Two decades have passed since a fresh-faced Socceroo, barely 19 years of age, lit up the 1997 FIFA Confederations Cup with some eye-catching performances and a memorable semi-final golden goal. Harry Kewell may now be creeping closer to his 40th birthday, but he remembers that tournament of champions, as if it were yesterday.

The former winger, who went on to feature at the 2006 and 2010 FIFA World Cup™ tournaments as well as forging a successful career in the English Premier League with Leeds United and Liverpool, came face-to-face with the Confederations Cup trophy at a media event in Sydney alongside former Brazil midfielder, and two-time Confederations Cup winner, Gilberto Silva.

While back in his hometown, Kewell sat down with FIFA.com to reminisce about Saudi Arabia 1997 and give his take on Australia’s class of 2017.

You were still a teenager when you played at the 1997 Confederations Cup. Did you fully comprehend the significance of the tournament?
To be honest, no. I was still young and I just loved playing football. I was playing in the English Premier League at that time and with Australia, we weren’t playing too many international games, so to be placed in my first real tournament, I didn’t know what to expect, so I treated it exactly like any normal games. As far as understanding, the more I played, the more I understood what the tournament was all about.

You scored the winner against Uruguay in the semi-final, a golden goal, how does this memory rate in your international career?
I do remember that game, it was a tough one. Previously, we’d had encounters with Uruguay and it had always been a physical game, so it wasn’t for the faint-hearted. Tackles were flying in left, right and centre it was aggressive, we knew what we had to do to progress through. We knew that if we kept it solid at the back, we had a chance to go forward and we took it to extra time.

I remember the goal vividly. I received the ball on the right-hand side of the 18-yard box, dropped my shoulder, cut inside, it just bobbled up nicely for me and I put as much power as possible behind it. People often talk about putting the ball in the corners, but sometimes the easiest way to beat a ‘keeper is to hit it straight at him. I struck it with enough power that there was a bit of swerve behind it, the ‘keeper tried to get his hands behind it and missed it completely and it went in. It was a great moment for me.

The final was not a good result for Australia – a 6-0 defeat to Brazil - but what was the experience of playing in the final of an international tournament like?
To be able to play in a Confederations Cup final is a fantastic experience. You’ve got to understand that we were Australia versus Brazil, we had a man sent off and we were playing a Brazil team that were basically the Harlem Globretrotters of football. You had Romario, Ronaldo, Dunga, Roberto Carlos, Cafu, Denilson … they had everyone! It was a phenomenal team to be able to have the experience of playing against. Even though we lost, it was still an experience that I’ll never forget.

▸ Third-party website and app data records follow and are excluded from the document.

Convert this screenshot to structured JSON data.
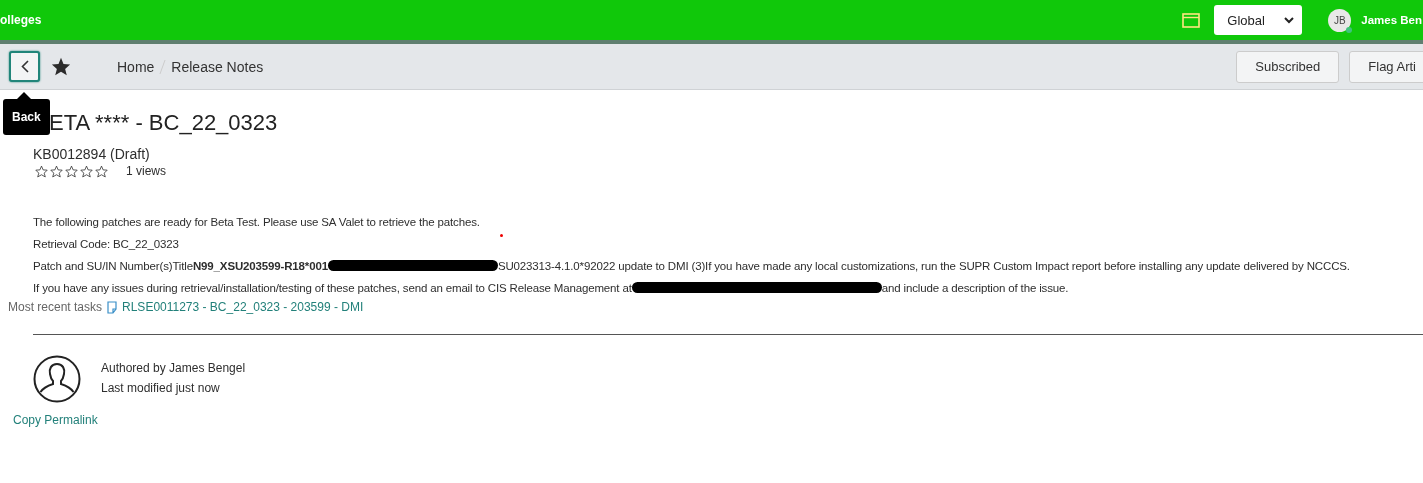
{
  "header": {
    "brand": "olleges",
    "scope": {
      "value": "Global"
    },
    "user": {
      "initials": "JB",
      "name": "James Ben"
    }
  },
  "toolbar": {
    "back_tooltip": "Back",
    "breadcrumbs": [
      "Home",
      "Release Notes"
    ],
    "buttons": [
      "Subscribed",
      "Flag Arti"
    ]
  },
  "article": {
    "title": "ETA **** - BC_22_0323",
    "number": "KB0012894 (Draft)",
    "stars": 0,
    "views": "1 views",
    "paragraphs": [
      {
        "parts": [
          {
            "kind": "text",
            "text": "The following patches are ready for Beta Test. Please use SA Valet to retrieve the patches."
          }
        ]
      },
      {
        "parts": [
          {
            "kind": "text",
            "text": "Retrieval Code: BC_22_0323"
          }
        ]
      },
      {
        "parts": [
          {
            "kind": "text",
            "text": "Patch and SU/IN Number(s)Title**N99_XSU203599-R18*001**"
          },
          {
            "kind": "redacted"
          },
          {
            "kind": "text",
            "text": "SU023313-4.1.0*92022 update to DMI (3)If you have made any local customizations, run the SUPR Custom Impact report before installing any update delivered by NCCCS."
          }
        ]
      },
      {
        "parts": [
          {
            "kind": "text",
            "text": "If you have any issues during retrieval/installation/testing of these patches, send an email to CIS Release Management at"
          },
          {
            "kind": "redacted"
          },
          {
            "kind": "text",
            "text": "and include a description of the issue."
          }
        ]
      }
    ],
    "tasks": {
      "label": "Most recent tasks",
      "link": "RLSE0011273 - BC_22_0323 - 203599 - DMI"
    },
    "author": "Authored by James Bengel",
    "modified": "Last modified just now",
    "permalink": "Copy Permalink"
  }
}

Australia head to this Confederations Cup as Asian champions for the first time, what lessons will the team take from the AFC Asian Cup that they can use in Russia? 
Once you get to a final tournament, it’s all about keeping that composure. Some people can get more nervous, some can get too comfortable, they think having already made the finals that it’s theirs to win. The good thing about winning the Asian Cup is that Australia now know how to win a tournament, which is important. The Confederations Cup is difficult for them because it’s a tournament of champions, so this is going to be a massive test, but it’s a fantastic one because it’s going to give them an insight into what Russia is all about and that’s an experience that money can’t buy.

What can supporters expect to see from the current Socceroos in Russia this year?
It’s going to be interesting. At the last World Cup in Brazil, we had a very difficult group, but we surprised a lot of people. We put in good performances and were unlucky. I think a lot of teams will make the right preparations to play against Australia, but we have to be at our best. We have to make sure everyone knows their job and what is expected of them. If they can do that, then it’s going to be in God’s hands really. There’s only a certain amount of the game that we can control.

Australia have a tough group, with Germany, Chile and Cameroon. Can they repeat the success of the 1997 side and reach the final?
You’re talking about World Cup winners, the Copa America winners and the Africa Cup of Nations winners, who are in form. The Asian Cup was a while ago, whereas the Africa Cup of Nations was only recently, so Cameroon are going to be on a high and close-knit. Germany are always going to be a powerhouse, so that’s going to be a difficult game, and Chile are finding some fine form too. The one good thing is that we played Chile in the last World Cup, so the manager will have an idea about how to play it. How do I see Australia progressing? I think it’s going to be difficult, but they’re all champions, they need to hold their head up high, go out there and fight for everything.